The light sentences handed down by the court are unlikely to serve as a meaningful deterrent to future would-be jihadists. The court found that Mohammed G had recurrent psychological problems and sent him to a psychiatric hospital. Although the prosecutor had sought three years in prison for Omar H, the court sentenced him to eight months plus four months suspended sentence. Once again, critics say, the ideology of multiculturalism has trumped justice.
Some Dutch jihadists say they have no intention of returning to the Netherlands. In January 2014, the Dutch public television program Nieuwsuur broadcast an interview (YouTube video with English subtitles here) with a former Dutch soldier who said he was so angry over the West's failure to intervene in Syria that he quit the Dutch army to join the jihad to oust Syrian President Bashar al-Assad.
The man—a Dutch-Turkish dual-national named Yilmaz—says he is fighting for an Islamic state and to liberate "the oppressed Syrian people." Yilmaz (he posts his reports from the battlefield here and here) says he has no intention of returning to the Netherlands.
"I didn't come to Syria to learn how to make bombs, or this or that and to go back," he says. "That's not the mentality many of these fighters here have. We came here, basically, and I know it sounds harsh, but many of the brothers here, including myself, we came here to die. So, us going back is not part of our perspective here. I mean it's a big sacrifice and there's a lot of work to do, so why should I even think about Holland or Europe? It's a closed chapter for me."

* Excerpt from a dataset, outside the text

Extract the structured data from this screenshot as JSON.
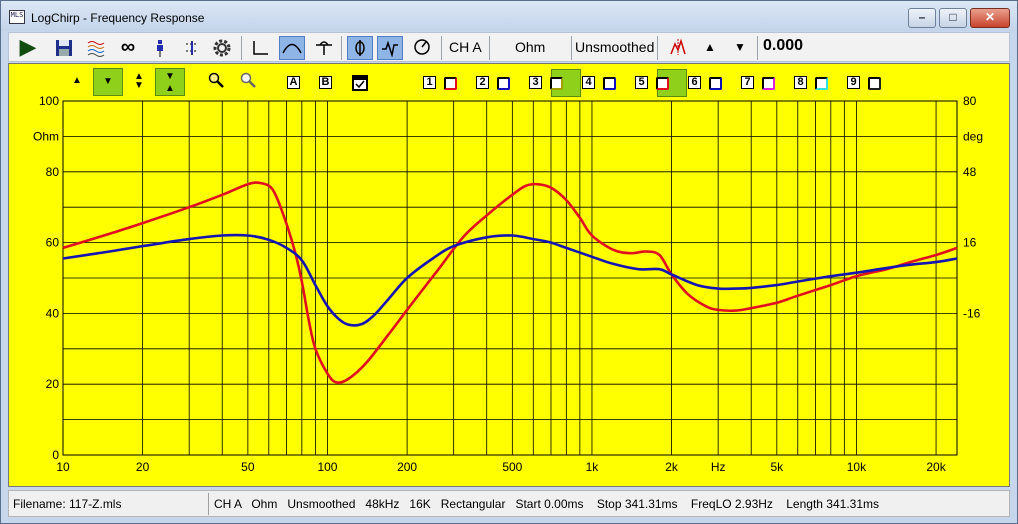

The Dutch-Turkish jihadist Yilmaz (center) poses with fellow jihadists in Syria.
Yilmaz says that even if he does eventually return to the Netherlands, the Dutch people have no reason to fear him.
"Knowing Holland, they should be worried about other things, with criminals and pedophiles roaming the streets, but I understand their fear, you know, it's not that I have a wall and I don't understand why these people are afraid. Don't worry about me. I've chosen this path for myself, and even if I would come back I would just eat... maybe some sushi, have some Dr. Pepper and give my mother a big, warm hug, sit with the family. I've never been a violent person towards people who are not violent towards me."
Yilmaz's altruism may or may not be genuine, but the fact remains that the Muslim community in the Netherlands is a fertile breeding ground for a new generation of jihadists. Young Dutch Muslims are angry, unassimilated and omnipresent in crime statistics.
Forty percent of Moroccan immigrants in the Netherlands between the ages of 12 and 24 have been arrested, fined, charged or otherwise accused of committing a crime during the past five years, according to recent research. In Dutch neighborhoods where the majority of residents are Moroccan immigrants, the youth crime rate reaches 50%.
Consider one recent incident that reveals the volatile reality facing the Netherlands. Several dozen Moroccan youths took to the streets (YouTube video here) in the Dutch town of Deurne in late March to protest the death of two Moroccan men in their 20s who were shot while trying to rob a jewelry store in the same town.
The public prosecutor's office concluded that the owners of the store shot the men in self-defense, but the Muslim protesters—who have portrayed the deceased as martyrs—disagreed. Police moved in quickly to shut down the protest before it spread to other Dutch towns and cities, but the potential for spiraling unrest was clearly real, ominous and foreboding.
In an interview with Dutch Public Radio 1, Mustapha Abbou, a former Labor Party councilor in the city of Eindhoven, said many Moroccan youths in the Netherlands have "no education, no prospects and are barely supervised. They are a ticking time bomb."
Soeren Kern is a Senior Fellow at the New York-based Gatestone Institute. He is also Senior Fellow for European Politics at the Madrid-based Grupo de Estudios Estratégicos / Strategic Studies Group. Follow him on Facebook and on Twitter.